■ RECORDED DATA
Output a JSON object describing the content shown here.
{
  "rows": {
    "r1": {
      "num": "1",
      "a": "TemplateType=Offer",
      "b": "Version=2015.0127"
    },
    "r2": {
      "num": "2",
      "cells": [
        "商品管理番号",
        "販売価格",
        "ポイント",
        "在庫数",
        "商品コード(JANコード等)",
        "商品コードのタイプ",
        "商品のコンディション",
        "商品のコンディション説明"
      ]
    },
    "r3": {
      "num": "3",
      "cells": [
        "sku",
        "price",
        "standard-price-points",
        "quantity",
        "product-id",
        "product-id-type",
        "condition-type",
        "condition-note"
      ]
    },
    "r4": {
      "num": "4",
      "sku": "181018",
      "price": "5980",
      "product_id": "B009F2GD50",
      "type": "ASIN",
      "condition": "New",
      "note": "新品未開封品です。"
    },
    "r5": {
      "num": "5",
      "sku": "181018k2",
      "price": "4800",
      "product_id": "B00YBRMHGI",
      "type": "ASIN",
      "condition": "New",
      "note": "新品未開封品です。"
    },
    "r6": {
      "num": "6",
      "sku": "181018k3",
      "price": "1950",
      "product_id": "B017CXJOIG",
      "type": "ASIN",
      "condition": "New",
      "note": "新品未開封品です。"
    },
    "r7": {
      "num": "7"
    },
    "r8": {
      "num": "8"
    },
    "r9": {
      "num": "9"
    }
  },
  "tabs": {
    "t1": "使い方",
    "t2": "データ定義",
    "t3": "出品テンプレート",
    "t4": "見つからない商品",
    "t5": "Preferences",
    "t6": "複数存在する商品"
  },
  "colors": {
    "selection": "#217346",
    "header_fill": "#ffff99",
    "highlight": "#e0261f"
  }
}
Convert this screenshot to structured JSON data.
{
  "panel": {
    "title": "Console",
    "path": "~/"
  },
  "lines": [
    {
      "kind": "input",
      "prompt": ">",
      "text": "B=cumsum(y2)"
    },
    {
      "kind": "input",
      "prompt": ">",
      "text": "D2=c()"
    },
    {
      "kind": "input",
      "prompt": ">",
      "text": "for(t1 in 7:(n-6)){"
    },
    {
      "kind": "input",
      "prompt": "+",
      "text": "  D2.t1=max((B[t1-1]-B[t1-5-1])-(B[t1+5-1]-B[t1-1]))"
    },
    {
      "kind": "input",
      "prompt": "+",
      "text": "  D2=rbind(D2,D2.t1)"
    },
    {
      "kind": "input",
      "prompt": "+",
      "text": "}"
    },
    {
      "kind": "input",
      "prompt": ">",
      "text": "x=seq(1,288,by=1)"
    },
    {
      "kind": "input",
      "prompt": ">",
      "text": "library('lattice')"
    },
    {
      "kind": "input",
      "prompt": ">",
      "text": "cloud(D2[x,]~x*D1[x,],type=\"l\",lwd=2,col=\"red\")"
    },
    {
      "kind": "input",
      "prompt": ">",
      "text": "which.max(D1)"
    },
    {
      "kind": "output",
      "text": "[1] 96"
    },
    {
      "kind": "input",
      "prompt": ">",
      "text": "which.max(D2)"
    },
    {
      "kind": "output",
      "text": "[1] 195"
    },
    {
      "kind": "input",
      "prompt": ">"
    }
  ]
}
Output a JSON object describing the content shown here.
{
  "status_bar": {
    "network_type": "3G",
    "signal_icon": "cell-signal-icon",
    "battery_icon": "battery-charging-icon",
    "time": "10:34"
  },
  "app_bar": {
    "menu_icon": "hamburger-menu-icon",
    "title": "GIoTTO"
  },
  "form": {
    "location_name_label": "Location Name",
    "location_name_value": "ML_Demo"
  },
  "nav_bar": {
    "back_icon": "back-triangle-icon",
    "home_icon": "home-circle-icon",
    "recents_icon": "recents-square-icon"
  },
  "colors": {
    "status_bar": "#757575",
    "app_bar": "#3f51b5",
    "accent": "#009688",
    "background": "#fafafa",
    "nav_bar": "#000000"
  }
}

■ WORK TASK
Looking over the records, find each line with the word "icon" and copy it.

■ SOLUTION TO THE PROBLEM
    "signal_icon": "cell-signal-icon",
    "battery_icon": "battery-charging-icon",
    "menu_icon": "hamburger-menu-icon",
    "back_icon": "back-triangle-icon",
    "home_icon": "home-circle-icon",
    "recents_icon": "recents-square-icon"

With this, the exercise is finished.